Project description:Prostate cancer (PCa) is a reproductive system cancer in elderly men. We investigated the effects of betel nut arecoline on the growth of normal and cancerous prostate cells. Normal RWPE-1 prostate epithelial cells, androgen-independent PC-3 PCa cells, and androgen-dependent LNCaP PCa cells were used. Arecoline inhibited their growth in dose- and time-dependent manners. Arecoline caused RWPE-1 and PC-3 cell cycle arrest in the G2/M phase and LNCaP cell arrest in the G0/G1 phase. In RWPE-1 cells, arecoline increased the expression of cyclin-dependent kinase (CDK)-1, p21, and cyclins B1 and D3, decreased the expression of CDK2, and had no effects on CDK4 and cyclin D1 expression. In PC-3 cells, arecoline decreased CDK1, CDK2, CDK4, p21, p27, and cyclin D1 and D3 protein expression and increased cyclin B1 protein expression. In LNCaP cells, arecoline decreased CDK2, CDK4, and cyclin D1 expression; increased p21, p27, and cyclin D3 expression; had no effects on CDK1 and cyclin B1 expression. The antioxidant N-acetylcysteine blocked the arecoline-induced increase in reactive oxygen species production, decreased cell viability, altered the cell cycle, and changed the cell cycle regulatory protein levels. Thus, arecoline oxidant exerts differential effects on the cell cycle through modulations of regulatory proteins.
Project description:D cyclins (D1, D2 and D3) and their catalytic subunits (cyclin-dependent kinases cdk4 and cdk6) have a facilitating, but nonessential, role in cell cycle entry. Tissue-specific functions for D-type cyclins and cdks have been reported; however, the biochemical properties of these kinases are indistinguishable. We report that an F box protein, Fbxo7, interacted with cellular and viral D cyclins and distinguished among the cdks that bind D-type cyclins, specifically binding cdk6, in vitro and in vivo. Fbxo7 specifically regulated D cyclin/cdk6 complexes: Fbxo7 knockdown decreased cdk6 association with cyclin and its overexpression increased D cyclin/cdk6 activity and E2F activity. Fbxo7 interacted with p27, but its enhancement of cyclin D/cdk6 activity was p21/p27 independent. Fbxo7 overexpression transformed murine fibroblasts, rendering them tumorigenic in athymic nude mice.

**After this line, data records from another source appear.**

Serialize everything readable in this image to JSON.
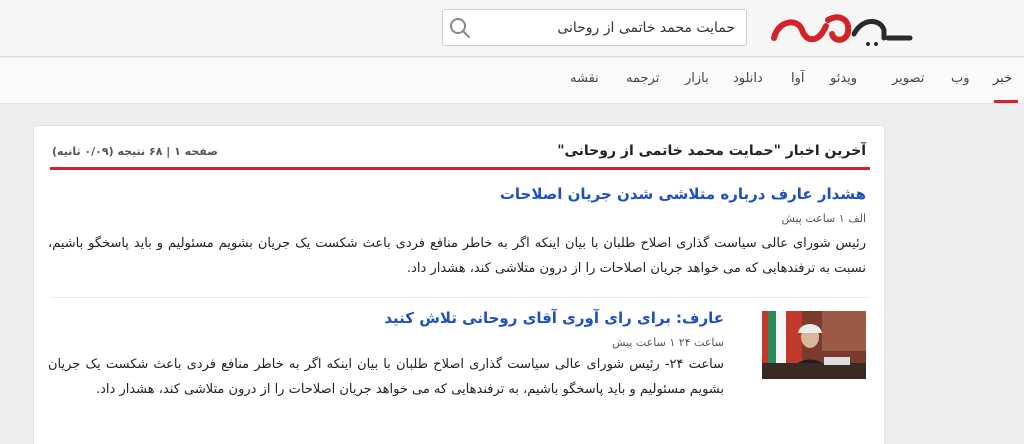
{
  "header": {
    "logo_text": "یارجو",
    "logo_subtext": "خبر",
    "search": {
      "value": "حمایت محمد خاتمی از روحانی",
      "placeholder": ""
    }
  },
  "nav": {
    "items": [
      {
        "label": "خبر",
        "active": true
      },
      {
        "label": "وب"
      },
      {
        "label": "تصویر"
      },
      {
        "label": "ویدئو"
      },
      {
        "label": "آوا"
      },
      {
        "label": "دانلود"
      },
      {
        "label": "بازار"
      },
      {
        "label": "ترجمه"
      },
      {
        "label": "نقشه"
      }
    ]
  },
  "results": {
    "heading": "آخرین اخبار \"حمایت محمد خاتمی از روحانی\"",
    "meta": "صفحه ۱ | ۶۸ نتیجه (۰/۰۹ ثانیه)",
    "items": [
      {
        "title": "هشدار عارف درباره متلاشی شدن جریان اصلاحات",
        "source": "الف   ۱ ساعت پیش",
        "body": "رئیس شورای عالی سیاست گذاری اصلاح طلبان با بیان اینکه اگر به خاطر منافع فردی باعث شکست یک جریان بشویم مسئولیم و باید پاسخگو باشیم، نسبت به ترفندهایی که می خواهد جریان اصلاحات را از درون متلاشی کند، هشدار داد."
      },
      {
        "title": "عارف: برای رای آوری آقای روحانی تلاش کنید",
        "source": "ساعت ۲۴   ۱ ساعت پیش",
        "body": "ساعت ۲۴- رئیس شورای عالی سیاست گذاری اصلاح طلبان با بیان اینکه اگر به خاطر منافع فردی باعث شکست یک جریان بشویم مسئولیم و باید پاسخگو باشیم، به ترفندهایی که می خواهد جریان اصلاحات را از درون متلاشی کند، هشدار داد."
      }
    ]
  },
  "colors": {
    "brand_red": "#d3232a",
    "link_blue": "#1f4fc4"
  }
}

Transformed phenotypes were dependent on cdk6, as knockdown of cdk6 reversed them. Fbxo7 was highly expressed in epithelial tumors, but not in normal tissues, suggesting that it may have a proto-oncogenic role in human cancers.